- Provided data:
<<<<

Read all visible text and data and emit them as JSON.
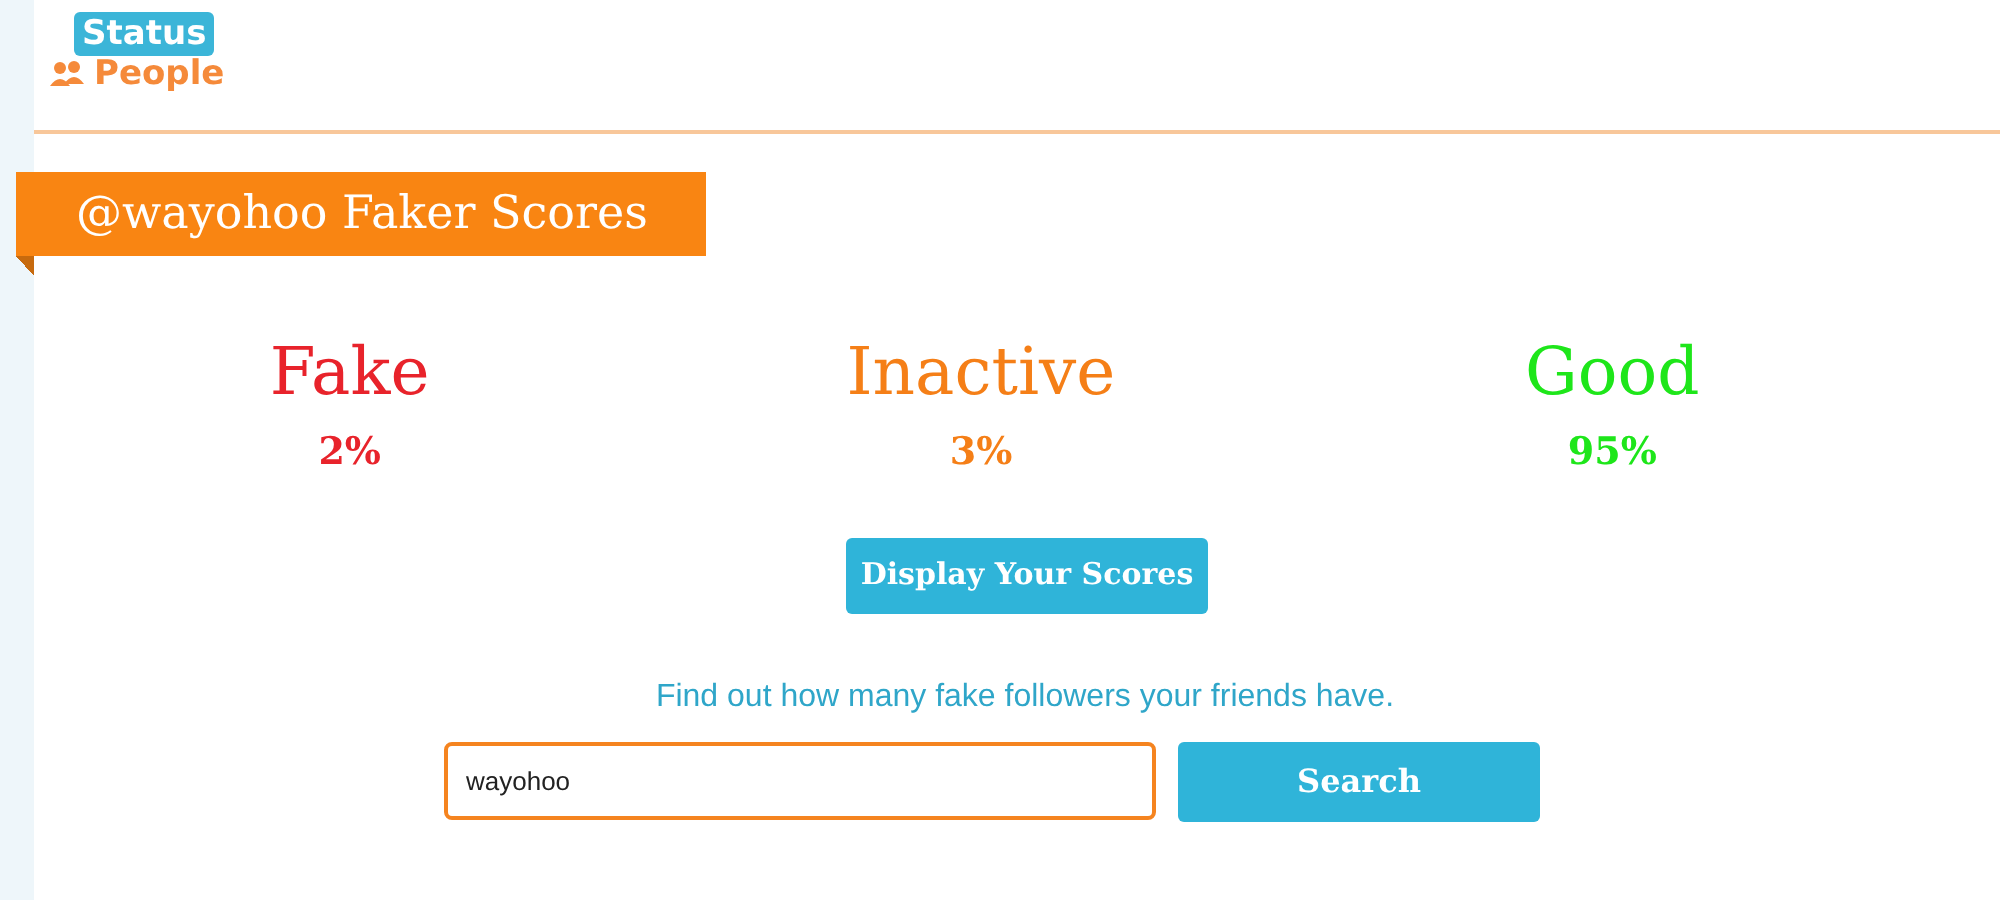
{
  "logo": {
    "top": "Status",
    "bottom": "People"
  },
  "banner": {
    "title": "@wayohoo Faker Scores"
  },
  "scores": [
    {
      "label": "Fake",
      "value": "2%",
      "color": "#e8232b"
    },
    {
      "label": "Inactive",
      "value": "3%",
      "color": "#f57f17"
    },
    {
      "label": "Good",
      "value": "95%",
      "color": "#1ee61a"
    }
  ],
  "display_button": "Display Your Scores",
  "prompt": "Find out how many fake followers your friends have.",
  "search": {
    "value": "wayohoo",
    "button": "Search"
  }
}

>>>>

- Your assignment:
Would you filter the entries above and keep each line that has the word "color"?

- Solution for this problem:
      "color": "#e8232b"
      "color": "#f57f17"
      "color": "#1ee61a"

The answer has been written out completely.